“The community associated with a site is both an important resource for and a key audience in the public health assessment process. Community members can often provide information that will contribute to the quality of your scientific assessment.”
FCCAG in support of the Mayflower community have facilitated four public meetings that the ADH and other regulatory agencies basically have ignored. The Arkansas Department of Environmental Quality did send a representative to the meeting in May to speak of environmental aspects, but as of yet ADH has failed to provide the community with linguistically and culturally appropriate information about potential human health issues. Public notifications have consistently proclaimed air and water quality levels in the community are “fine” and there is no cause for concern.
A necessary element of trust is missing in the relationship with the community and state regulatory agencies. The community was not involved with the development of this plan as offered now, as they have never been allowed to participate in previous decision-making activities concerning community health. This arrangement as offered places a burden on community members who have already waited much too long for their pleas for help to be heard. Individuals must be notified, feel confident in the ADH ability to assist them, miss school or work, travel the distance to Conway and be evaluated by a nurse to determine if they deserve further follow up via a video camera. There is no mention of an option for a second medical opinion or an appeal process to the nurse’s determination.
If you close your eyes, Exxon’s statement that all visible oil has been removed from the community becomes accurate.
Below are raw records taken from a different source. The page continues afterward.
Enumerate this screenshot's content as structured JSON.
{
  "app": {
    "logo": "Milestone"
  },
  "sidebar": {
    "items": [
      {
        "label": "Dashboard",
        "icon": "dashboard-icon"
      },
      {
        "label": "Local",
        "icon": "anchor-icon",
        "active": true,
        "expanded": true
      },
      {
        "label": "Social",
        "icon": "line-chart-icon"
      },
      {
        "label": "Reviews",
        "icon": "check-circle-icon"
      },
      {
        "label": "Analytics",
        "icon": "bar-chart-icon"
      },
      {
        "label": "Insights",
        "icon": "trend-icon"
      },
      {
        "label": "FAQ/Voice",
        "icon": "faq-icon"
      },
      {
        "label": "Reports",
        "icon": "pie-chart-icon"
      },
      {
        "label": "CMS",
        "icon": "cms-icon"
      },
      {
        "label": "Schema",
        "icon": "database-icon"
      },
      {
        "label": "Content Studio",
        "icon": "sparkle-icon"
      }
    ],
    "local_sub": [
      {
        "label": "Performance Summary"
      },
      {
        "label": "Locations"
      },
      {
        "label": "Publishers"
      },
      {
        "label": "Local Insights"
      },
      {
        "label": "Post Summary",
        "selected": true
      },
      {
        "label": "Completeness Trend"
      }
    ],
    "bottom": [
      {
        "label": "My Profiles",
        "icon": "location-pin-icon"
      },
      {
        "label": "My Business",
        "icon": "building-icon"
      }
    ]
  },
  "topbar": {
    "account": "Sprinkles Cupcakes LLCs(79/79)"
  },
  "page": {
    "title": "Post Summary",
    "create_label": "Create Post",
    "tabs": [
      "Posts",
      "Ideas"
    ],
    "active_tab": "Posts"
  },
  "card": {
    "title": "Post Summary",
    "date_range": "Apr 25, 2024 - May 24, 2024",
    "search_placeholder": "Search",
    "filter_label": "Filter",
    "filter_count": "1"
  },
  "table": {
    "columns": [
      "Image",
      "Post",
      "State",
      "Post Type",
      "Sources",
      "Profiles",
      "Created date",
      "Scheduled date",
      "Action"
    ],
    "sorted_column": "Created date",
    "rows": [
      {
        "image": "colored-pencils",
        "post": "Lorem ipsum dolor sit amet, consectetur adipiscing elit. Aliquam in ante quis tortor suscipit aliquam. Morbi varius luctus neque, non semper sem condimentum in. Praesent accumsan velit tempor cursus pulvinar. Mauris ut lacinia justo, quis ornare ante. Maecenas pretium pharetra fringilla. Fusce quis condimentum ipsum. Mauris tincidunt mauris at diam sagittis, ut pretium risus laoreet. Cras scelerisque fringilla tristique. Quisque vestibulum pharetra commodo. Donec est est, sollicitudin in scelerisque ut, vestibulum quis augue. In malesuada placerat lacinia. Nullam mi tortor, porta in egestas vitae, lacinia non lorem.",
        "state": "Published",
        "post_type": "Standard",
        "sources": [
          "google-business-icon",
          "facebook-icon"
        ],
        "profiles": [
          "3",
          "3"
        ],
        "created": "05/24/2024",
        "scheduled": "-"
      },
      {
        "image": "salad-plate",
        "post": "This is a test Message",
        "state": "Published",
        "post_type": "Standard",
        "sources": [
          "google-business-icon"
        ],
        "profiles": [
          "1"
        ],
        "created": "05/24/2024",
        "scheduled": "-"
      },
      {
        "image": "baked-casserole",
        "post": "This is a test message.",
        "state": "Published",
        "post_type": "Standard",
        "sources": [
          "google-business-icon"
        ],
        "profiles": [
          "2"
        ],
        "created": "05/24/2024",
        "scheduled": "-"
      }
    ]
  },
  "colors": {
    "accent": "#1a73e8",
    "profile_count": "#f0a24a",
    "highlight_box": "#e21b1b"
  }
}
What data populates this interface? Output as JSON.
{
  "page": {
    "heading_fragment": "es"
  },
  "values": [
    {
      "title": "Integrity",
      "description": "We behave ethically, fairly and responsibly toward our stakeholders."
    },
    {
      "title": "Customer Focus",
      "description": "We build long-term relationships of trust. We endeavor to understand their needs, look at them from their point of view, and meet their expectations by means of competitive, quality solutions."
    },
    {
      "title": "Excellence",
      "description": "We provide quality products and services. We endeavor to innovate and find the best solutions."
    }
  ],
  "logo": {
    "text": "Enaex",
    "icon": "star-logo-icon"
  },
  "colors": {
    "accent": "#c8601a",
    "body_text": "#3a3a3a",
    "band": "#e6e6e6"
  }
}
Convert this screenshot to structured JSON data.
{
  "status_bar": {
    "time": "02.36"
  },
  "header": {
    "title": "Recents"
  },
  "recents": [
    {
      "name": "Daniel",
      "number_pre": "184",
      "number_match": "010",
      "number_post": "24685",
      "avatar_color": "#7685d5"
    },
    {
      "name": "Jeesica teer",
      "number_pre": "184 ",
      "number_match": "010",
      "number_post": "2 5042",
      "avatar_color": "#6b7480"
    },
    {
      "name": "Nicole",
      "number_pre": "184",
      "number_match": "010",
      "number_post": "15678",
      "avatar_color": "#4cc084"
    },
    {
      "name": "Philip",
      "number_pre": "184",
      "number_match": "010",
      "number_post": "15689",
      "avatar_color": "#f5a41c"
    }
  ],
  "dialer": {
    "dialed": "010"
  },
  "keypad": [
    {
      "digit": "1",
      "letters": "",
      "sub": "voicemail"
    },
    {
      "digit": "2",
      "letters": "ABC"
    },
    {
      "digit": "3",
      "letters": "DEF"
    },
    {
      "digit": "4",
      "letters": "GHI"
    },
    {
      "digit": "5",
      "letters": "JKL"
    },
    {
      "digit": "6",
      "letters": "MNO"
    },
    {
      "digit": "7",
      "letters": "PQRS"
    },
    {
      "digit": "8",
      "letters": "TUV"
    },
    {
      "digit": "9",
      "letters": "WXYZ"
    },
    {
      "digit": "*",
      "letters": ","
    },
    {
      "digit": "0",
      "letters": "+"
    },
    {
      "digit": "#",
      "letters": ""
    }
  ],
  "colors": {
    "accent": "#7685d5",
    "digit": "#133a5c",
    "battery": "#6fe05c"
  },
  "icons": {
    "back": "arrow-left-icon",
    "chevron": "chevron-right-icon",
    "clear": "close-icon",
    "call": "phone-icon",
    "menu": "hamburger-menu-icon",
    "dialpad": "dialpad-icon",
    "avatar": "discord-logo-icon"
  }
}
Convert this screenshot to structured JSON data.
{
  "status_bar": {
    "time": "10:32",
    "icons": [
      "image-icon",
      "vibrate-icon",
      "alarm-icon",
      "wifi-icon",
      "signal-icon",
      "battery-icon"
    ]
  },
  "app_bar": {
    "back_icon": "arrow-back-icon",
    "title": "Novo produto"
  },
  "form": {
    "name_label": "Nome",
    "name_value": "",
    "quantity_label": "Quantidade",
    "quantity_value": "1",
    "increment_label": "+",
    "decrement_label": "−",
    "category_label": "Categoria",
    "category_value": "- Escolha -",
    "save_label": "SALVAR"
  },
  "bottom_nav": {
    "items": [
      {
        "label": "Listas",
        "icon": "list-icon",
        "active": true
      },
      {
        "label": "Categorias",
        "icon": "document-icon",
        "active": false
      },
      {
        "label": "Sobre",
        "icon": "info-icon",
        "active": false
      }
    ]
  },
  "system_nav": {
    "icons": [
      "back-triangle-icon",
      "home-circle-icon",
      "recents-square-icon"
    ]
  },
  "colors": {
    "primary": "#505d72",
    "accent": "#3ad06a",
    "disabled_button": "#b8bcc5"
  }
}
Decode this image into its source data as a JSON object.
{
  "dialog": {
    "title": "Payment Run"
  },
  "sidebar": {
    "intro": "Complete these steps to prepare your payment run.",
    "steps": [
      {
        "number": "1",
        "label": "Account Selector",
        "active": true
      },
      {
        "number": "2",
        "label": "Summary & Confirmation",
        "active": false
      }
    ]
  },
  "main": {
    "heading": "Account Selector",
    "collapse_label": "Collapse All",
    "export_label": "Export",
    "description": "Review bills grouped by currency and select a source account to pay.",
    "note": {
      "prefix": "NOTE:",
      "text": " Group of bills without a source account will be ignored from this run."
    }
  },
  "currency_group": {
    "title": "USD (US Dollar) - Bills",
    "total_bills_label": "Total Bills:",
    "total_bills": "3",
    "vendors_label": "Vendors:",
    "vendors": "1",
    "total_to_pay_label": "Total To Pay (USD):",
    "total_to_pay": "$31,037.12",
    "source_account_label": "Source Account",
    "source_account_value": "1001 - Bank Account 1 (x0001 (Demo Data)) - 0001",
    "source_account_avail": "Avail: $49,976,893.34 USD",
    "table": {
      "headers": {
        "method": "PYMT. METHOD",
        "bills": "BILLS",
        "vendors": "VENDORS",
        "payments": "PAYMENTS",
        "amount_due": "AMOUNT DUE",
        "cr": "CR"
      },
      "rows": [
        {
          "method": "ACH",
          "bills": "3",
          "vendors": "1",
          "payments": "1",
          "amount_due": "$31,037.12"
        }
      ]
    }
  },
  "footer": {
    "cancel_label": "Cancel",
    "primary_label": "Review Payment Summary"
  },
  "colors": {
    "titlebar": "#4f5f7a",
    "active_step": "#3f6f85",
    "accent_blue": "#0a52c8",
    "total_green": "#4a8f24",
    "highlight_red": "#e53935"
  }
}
This may be an attempt for the ADH to make the same sort statement with a report in six months claiming all assessed individuals were found to be healthy.
Emily L. Harris, MPH
Executive Board Member, Faulkner County Citizens Advisory Group